--- START ---

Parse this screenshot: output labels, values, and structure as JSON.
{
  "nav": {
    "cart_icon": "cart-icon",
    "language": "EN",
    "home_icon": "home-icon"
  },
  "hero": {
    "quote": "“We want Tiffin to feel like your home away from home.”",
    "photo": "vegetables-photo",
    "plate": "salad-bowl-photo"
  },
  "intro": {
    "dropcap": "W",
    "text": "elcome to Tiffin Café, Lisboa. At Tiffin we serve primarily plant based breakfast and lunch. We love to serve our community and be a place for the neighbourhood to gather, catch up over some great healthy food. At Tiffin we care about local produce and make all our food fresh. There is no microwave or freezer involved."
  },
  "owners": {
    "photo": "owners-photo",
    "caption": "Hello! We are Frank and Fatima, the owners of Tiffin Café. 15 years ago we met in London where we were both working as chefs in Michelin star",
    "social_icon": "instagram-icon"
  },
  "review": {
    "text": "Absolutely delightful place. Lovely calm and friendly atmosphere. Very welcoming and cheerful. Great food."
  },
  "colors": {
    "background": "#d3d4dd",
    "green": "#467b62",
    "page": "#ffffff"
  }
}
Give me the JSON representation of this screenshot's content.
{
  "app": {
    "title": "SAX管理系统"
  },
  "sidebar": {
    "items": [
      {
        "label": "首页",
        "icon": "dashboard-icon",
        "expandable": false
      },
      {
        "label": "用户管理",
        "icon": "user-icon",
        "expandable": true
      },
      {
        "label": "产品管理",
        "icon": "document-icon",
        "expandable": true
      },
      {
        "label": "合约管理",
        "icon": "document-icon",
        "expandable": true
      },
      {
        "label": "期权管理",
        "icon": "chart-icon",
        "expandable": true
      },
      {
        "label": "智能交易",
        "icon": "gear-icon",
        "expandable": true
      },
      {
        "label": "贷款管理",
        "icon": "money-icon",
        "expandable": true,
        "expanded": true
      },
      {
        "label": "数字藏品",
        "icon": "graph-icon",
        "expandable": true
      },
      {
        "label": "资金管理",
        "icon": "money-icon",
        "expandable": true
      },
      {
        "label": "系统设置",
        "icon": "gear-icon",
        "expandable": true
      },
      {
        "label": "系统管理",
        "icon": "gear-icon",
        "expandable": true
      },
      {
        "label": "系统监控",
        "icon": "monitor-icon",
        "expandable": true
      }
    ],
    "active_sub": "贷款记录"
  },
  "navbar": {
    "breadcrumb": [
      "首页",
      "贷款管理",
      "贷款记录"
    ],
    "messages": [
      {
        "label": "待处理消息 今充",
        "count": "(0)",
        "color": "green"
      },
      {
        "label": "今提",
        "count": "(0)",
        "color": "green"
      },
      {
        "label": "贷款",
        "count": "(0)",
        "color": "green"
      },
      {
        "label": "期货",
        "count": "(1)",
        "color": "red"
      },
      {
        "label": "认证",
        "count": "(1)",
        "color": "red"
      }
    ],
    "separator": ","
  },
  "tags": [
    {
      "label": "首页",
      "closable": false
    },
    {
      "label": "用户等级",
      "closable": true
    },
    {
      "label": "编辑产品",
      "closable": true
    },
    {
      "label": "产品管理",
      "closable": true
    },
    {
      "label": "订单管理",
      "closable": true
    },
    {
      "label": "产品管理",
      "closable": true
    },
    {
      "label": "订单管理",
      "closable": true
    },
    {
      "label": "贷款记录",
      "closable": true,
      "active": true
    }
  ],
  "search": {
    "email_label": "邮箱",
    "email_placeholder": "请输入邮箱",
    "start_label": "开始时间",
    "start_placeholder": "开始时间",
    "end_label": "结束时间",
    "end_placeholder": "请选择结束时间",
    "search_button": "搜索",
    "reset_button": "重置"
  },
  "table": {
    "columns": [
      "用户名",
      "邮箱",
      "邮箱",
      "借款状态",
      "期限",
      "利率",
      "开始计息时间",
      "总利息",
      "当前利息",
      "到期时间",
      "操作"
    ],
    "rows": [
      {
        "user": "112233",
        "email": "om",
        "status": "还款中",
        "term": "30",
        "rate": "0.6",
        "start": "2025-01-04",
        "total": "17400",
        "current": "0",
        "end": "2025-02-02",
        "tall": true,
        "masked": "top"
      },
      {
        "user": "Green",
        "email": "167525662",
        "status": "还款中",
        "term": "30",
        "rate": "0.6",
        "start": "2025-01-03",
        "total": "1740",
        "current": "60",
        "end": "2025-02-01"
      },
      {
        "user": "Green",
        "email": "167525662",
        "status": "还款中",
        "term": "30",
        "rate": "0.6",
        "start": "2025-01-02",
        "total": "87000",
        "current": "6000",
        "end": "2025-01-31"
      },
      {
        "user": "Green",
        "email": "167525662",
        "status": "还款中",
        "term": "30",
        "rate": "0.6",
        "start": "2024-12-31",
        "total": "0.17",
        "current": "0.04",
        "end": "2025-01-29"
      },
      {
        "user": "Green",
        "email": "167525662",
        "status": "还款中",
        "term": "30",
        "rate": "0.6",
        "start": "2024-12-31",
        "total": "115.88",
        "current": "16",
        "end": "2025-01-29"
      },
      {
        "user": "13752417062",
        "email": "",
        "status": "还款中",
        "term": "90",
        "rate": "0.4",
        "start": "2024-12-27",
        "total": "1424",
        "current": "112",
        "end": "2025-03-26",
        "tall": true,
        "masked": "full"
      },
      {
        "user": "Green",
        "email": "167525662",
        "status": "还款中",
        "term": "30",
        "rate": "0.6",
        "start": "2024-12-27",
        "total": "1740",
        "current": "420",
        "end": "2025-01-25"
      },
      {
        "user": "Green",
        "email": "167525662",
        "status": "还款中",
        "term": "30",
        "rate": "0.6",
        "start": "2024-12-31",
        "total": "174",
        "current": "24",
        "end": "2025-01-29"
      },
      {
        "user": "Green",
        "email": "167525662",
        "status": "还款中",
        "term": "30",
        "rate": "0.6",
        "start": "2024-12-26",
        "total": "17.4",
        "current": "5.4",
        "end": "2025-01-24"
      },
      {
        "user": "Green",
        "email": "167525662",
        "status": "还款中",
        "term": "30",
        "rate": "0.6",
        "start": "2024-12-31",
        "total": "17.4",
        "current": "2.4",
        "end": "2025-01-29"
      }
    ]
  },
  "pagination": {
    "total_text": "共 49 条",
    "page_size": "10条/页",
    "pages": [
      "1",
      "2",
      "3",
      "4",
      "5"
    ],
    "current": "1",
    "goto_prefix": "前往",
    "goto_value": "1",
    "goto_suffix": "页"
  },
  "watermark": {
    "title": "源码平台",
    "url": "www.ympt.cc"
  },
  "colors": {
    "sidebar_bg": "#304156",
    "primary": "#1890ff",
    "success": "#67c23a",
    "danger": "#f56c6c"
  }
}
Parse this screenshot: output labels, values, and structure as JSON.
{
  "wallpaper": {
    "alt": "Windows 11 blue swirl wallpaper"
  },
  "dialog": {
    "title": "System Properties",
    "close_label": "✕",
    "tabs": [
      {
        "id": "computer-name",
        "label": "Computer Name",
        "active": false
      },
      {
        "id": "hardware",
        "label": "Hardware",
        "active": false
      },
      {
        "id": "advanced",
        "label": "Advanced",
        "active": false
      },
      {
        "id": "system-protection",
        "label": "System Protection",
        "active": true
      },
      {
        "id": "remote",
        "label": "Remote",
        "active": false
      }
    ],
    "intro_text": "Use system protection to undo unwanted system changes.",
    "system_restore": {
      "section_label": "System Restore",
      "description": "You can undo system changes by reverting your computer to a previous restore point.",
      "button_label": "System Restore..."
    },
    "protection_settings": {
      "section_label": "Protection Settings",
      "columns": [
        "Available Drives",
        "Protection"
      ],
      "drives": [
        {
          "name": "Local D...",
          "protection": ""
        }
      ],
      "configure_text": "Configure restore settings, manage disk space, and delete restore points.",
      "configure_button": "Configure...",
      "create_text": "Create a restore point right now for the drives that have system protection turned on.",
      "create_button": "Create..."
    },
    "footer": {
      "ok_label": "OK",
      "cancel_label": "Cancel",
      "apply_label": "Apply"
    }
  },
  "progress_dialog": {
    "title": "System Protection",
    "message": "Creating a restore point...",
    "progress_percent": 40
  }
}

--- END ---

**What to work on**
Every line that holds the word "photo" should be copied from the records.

**Output below**
    "photo": "vegetables-photo",
    "plate": "salad-bowl-photo"
    "photo": "owners-photo",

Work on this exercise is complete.